Wants to keep the regional Fed banks.
Dowd: “Money often costs too much” Ralph Waldo Emerson
John Law and money printing. Sir Robert Giffen: “Governments, when they meddle with money, are so apt to make blunders.”
Allowing people to use their money freely is often viewed with scepticism.
ZIRP is not stimulative. It is a trap.
QE — greatest Wall Street bailout of all time.
Argues that ZIRP causes productivity to drop. Real Private Non-residential investment has only now come back.
Can’t calibrate hedges because markets are too stable. In a crisis, that would shift.
QE has not worked in Japan. Policy is increasingly delusional.
NIRP [negative rates] — doesn’t make sense. If it makes your brain hurt you are sane.
Must abolish cash to do NIRP. The most vulnerable people depend on cash. Loss of cash is a loss of civil liberty. Bad guys use every amenity, including cash.
Helicopter money is a form of redistribution, which should belong to Congress. End of sound money.
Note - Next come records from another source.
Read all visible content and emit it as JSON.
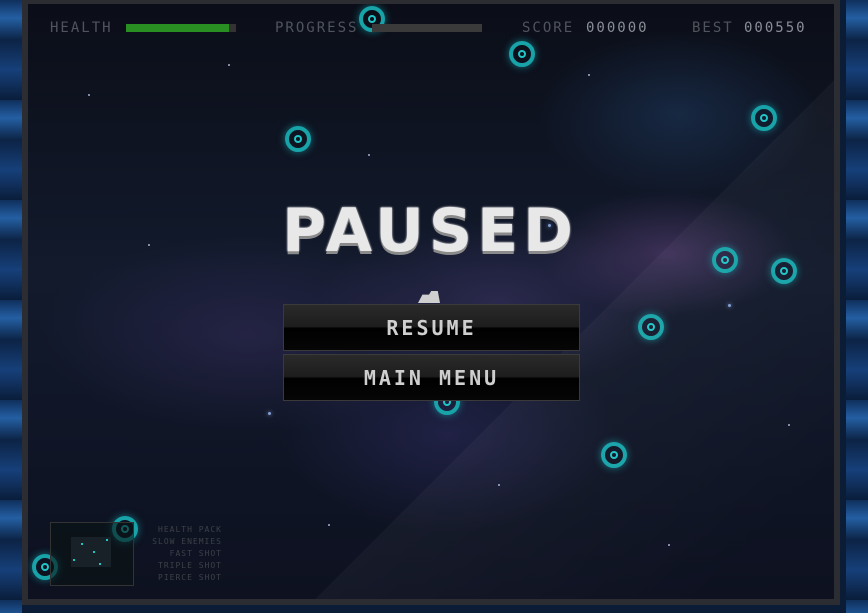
{
  "hud": {
    "health_label": "HEALTH",
    "health_level": 0.94,
    "progress_label": "PROGRESS",
    "progress_level": 0.0,
    "score_label": "SCORE",
    "score_value": "000000",
    "best_label": "BEST",
    "best_value": "000550"
  },
  "pause_menu": {
    "title": "PAUSED",
    "resume_label": "RESUME",
    "main_menu_label": "MAIN MENU"
  },
  "powerups": [
    "HEALTH PACK",
    "SLOW ENEMIES",
    "FAST SHOT",
    "TRIPLE SHOT",
    "PIERCE SHOT"
  ],
  "colors": {
    "health": "#2a8f22",
    "enemy_ring": "#17a3a8",
    "title": "#e8e8e8"
  }
}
Hyperinflation.
The most costly money is the money that is free.
Goodspeed: We all ought to read more financial history: Those sympathetic to the elimination of large institutions today will learn. Aids imagination. Gives you kind of a “control group” to work with.
Prior to 1863, the US states had a wide number of approaches. There was public, mutual, and no insurance for deposits. He looks at contiguous counties in different states with different insurance regimes.
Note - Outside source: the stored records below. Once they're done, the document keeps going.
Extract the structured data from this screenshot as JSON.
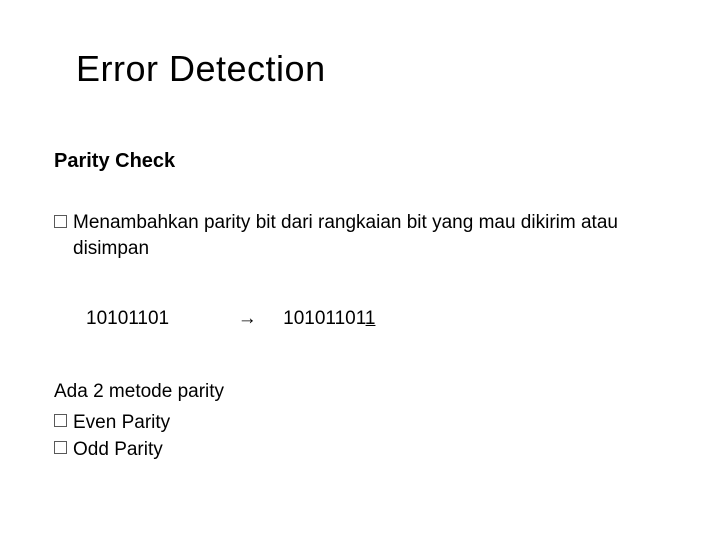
{
  "title": "Error Detection",
  "subtitle": "Parity Check",
  "bullet1": "Menambahkan parity bit dari rangkaian bit yang mau dikirim atau disimpan",
  "example": {
    "input": "10101101",
    "arrow": "→",
    "output_prefix": "10101101",
    "output_parity": "1"
  },
  "methods": {
    "intro": "Ada 2 metode parity",
    "item1": "Even Parity",
    "item2": "Odd Parity"
  }
}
They had no effect on bank failure initially. Over the long run, though, the more double liability resulted in less defaults. Public insurance — More exposure to real estate and interbank lending, and other types of opaque lending. Double liability took less risk prior to crises, but took more risk after crises, adding to system stability.
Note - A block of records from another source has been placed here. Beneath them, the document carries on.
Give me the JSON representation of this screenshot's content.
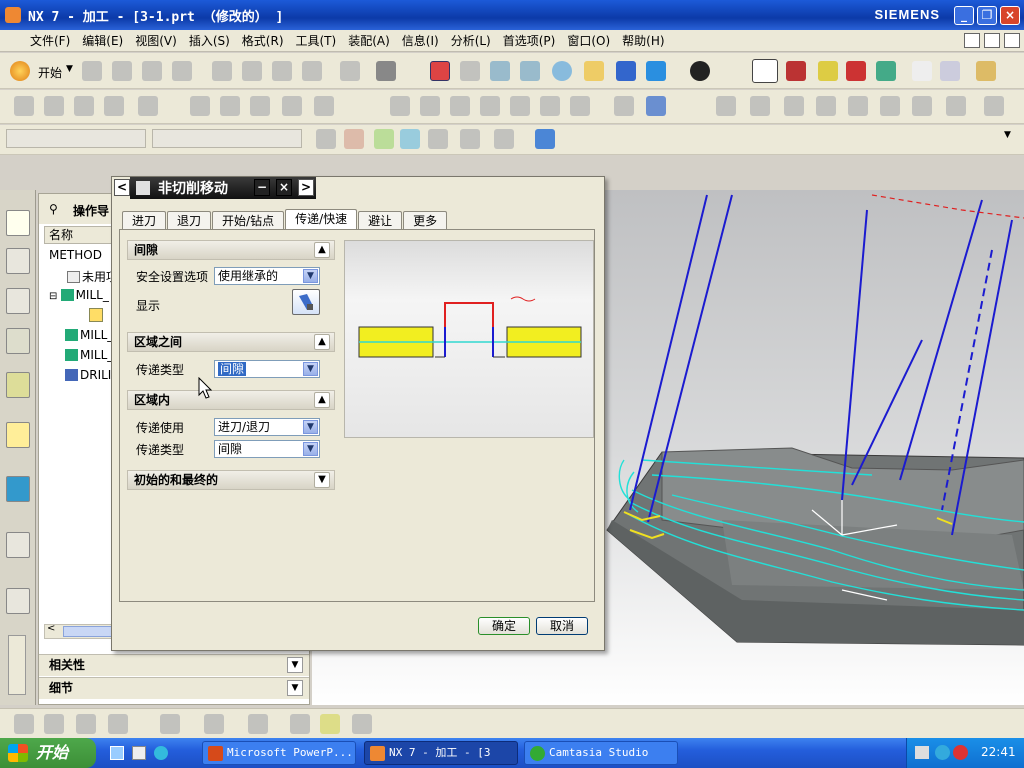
{
  "window": {
    "title": "NX 7 - 加工 - [3-1.prt （修改的） ]",
    "brand": "SIEMENS",
    "minimize": "_",
    "restore": "❐",
    "close": "×"
  },
  "menu": [
    "文件(F)",
    "编辑(E)",
    "视图(V)",
    "插入(S)",
    "格式(R)",
    "工具(T)",
    "装配(A)",
    "信息(I)",
    "分析(L)",
    "首选项(P)",
    "窗口(O)",
    "帮助(H)"
  ],
  "toolbar": {
    "start_label": "开始"
  },
  "navigator": {
    "title": "操作导",
    "column_name": "名称",
    "rows": [
      "METHOD",
      "未用项",
      "MILL_",
      "MILL_",
      "MILL_",
      "DRILI"
    ],
    "related": "相关性",
    "details": "细节"
  },
  "dialog": {
    "title": "非切削移动",
    "tabs": [
      "进刀",
      "退刀",
      "开始/钻点",
      "传递/快速",
      "避让",
      "更多"
    ],
    "active_tab": 3,
    "sections": {
      "clearance": {
        "title": "间隙",
        "safe_label": "安全设置选项",
        "safe_value": "使用继承的",
        "display_label": "显示"
      },
      "between": {
        "title": "区域之间",
        "transfer_type_label": "传递类型",
        "transfer_type_value": "间隙"
      },
      "within": {
        "title": "区域内",
        "transfer_using_label": "传递使用",
        "transfer_using_value": "进刀/退刀",
        "transfer_type_label": "传递类型",
        "transfer_type_value": "间隙"
      },
      "initial_final": {
        "title": "初始的和最终的"
      }
    },
    "ok": "确定",
    "cancel": "取消"
  },
  "taskbar": {
    "start": "开始",
    "tasks": [
      "Microsoft PowerP...",
      "NX 7 - 加工 - [3",
      "Camtasia Studio"
    ],
    "time": "22:41"
  }
}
Seems to be that growth was the same across the counties with public vs double liability.
Scottish banks with unlimited liability. During a balance of payments crisis — uses an extension option against British speculators.
Upshot: Socializing losses does not work well in the long-term.
1) Benefit of QE?
Banking system bailout, nothing else
2) Ed Teryakin — what should Congress do to change the mandate of the central bank to get a better outcome?
O’Driscoll — long weak recovery; U-3 unemployment low because of people who have left the labor force
3) Walker Todd — lend in a panic only on collateral of recognizable value for lender of last resort powers?
O’Driscoll: Texas S&L crisis — collateral rules get fuddled.
4) Real purpose of stress tests?
To calm the public. The tests are bad, particularly in Europe.
5) John Flanders, Central Methodist University — Canadian experience many fewer defaults. Weren’t US banks over-regulated?
Unit banks less stable. Law of small numbers in Canada. But are fewer bank failures a good thing?
6) How did we end up with a central bank? George and Martha Washington owned shares in the Bank of England.
Goodspeed: US banking has always had more failures. MD & VA tobacco planters defaulting on Scottish banks in 1772.
Dueling notions on the need for central banks with the Founding Fathers. George Selgin tossed in a comment.
7) CPA — aren’t buybacks a waste of funds. Bernanke said there would be a wealth effect, and then spending will rise. Spending did not rise. Wealth effect is not big.
8 ) Isn’t it a bad thing that there were no Canadian bank failures — not enough risk taking? Morphed into a question on risk-based capital:
O’Driscoll: RBC is a disaster.
Goodspeed: Canada was not starved of capital. Banks regulations can lead to their own set of problems. (DM: RBC creates its own weaknesses, but the one covering insurance in the US is pretty good.)
Article by David Markel, The Aleph Blog